Harvard University has launched The Black Teacher Archives, a major new research project to explore the history of African American education.
The first phase of the project will archive and digitize the state journals of Colored Teachers Associations, which operated for more than 100 years, from 1861 through 1970.
Project leaders say providing access to these materials, largely the products of teachers in segregated Southern schools, will revolutionize research in the history of education, African American studies, and the study of critical pedagogy.
“Through these journals, we see Black schoolteachers as both thinkers and doers, what we might call ‘scholars of the practice,’” said Jarvis Givens, co-principal investigator and assistant professor at the Harvard Graduate School of Education. “For more than a century, they were engaging in deep study; combining the best thinking from the mainstream educational domain — which excluded them — with the political and cultural ideas generated in their own Black intellectual networks.
“In light of this, the professional world of these educators must be taken on its own terms,” Givens said. “These journals will help us to do that.
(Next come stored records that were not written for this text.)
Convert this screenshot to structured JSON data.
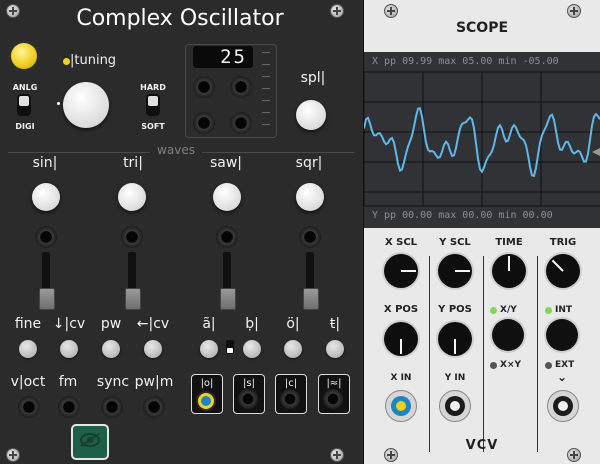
{
  "oscillator": {
    "title": "Complex Oscillator",
    "tuning_label": "|tuning",
    "anlg_label": "ANLG",
    "digi_label": "DIGI",
    "hard_label": "HARD",
    "soft_label": "SOFT",
    "display_value": "25",
    "spl_label": "spl|",
    "waves_label": "waves",
    "wave_knobs": [
      "sin|",
      "tri|",
      "saw|",
      "sqr|"
    ],
    "mod_labels": [
      "fine",
      "↓|cv",
      "pw",
      "←|cv"
    ],
    "glyph_labels": [
      "ã|",
      "ḅ|",
      "ö|",
      "ŧ|"
    ],
    "jack_labels": [
      "v|oct",
      "fm",
      "sync",
      "pw|m"
    ],
    "wave_select": [
      "|o|",
      "|s|",
      "|c|",
      "|≈|"
    ],
    "accent_color": "#f0d020"
  },
  "scope": {
    "title": "SCOPE",
    "header_line": "X   pp  09.99  max  05.00  min -05.00",
    "footer_line": "Y   pp  00.00  max  00.00  min  00.00",
    "knob_labels": [
      "X SCL",
      "Y SCL",
      "TIME",
      "TRIG"
    ],
    "pos_labels": [
      "X POS",
      "Y POS"
    ],
    "xy_label": "X/Y",
    "xxy_label": "X×Y",
    "int_label": "INT",
    "ext_label": "EXT",
    "xin_label": "X IN",
    "yin_label": "Y IN",
    "trigger_arrow": "⌄",
    "brand": "VCV",
    "trace_color": "#5fb8e8",
    "led_on_color": "#7ed957"
  }
}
They will help us tell more dynamic stories of Black educators, especially given all that becomes possible once historical sources are digitized.”
James E. Ford, executive director of North Carolina-based Center of Racial Equity and Education (CREED), which works to close opportunity gaps in education for students of color, said this project could possibly address the issue of equity between Black and white students.
“With a project like this we can seize upon what has worked historically, and I think it would make for a more nuanced and sophisticated approach to how we teach,” Ford said. “The cool thing is the information is not exclusive. Perhaps teachers now white, Black or otherwise can learn how to apply those things to students and maybe that can give them a better chance at accessing the curriculum and better engagement in the lesson.”
Ford believes the project can also shed a light on successful practices from Black teachers of the past that often goes overlooked today.
“We learn the wisdom from the ancestors. … Black approaches to teaching and learning that can be unearthed and may have relevance in the modern context,” he said. “And I think that’s the most exciting thing about this project. … We may end up finding out that our ancestors captured something that we have underutilized.”
The Black Teacher Archives will be funded for two years with a $610,000 grant from The Andrew W. Mellon Foundation.
Imani Perry, a professor at Princeton University’s Department of African American Studies, and Givens will lead the project, partnering with scholars and archivists at historically Black colleges and universities.
“This is a world of teachers who cultivated dreams in generations of Black people, while living under persecution,” Givens said. Their stories have so much to teach us.”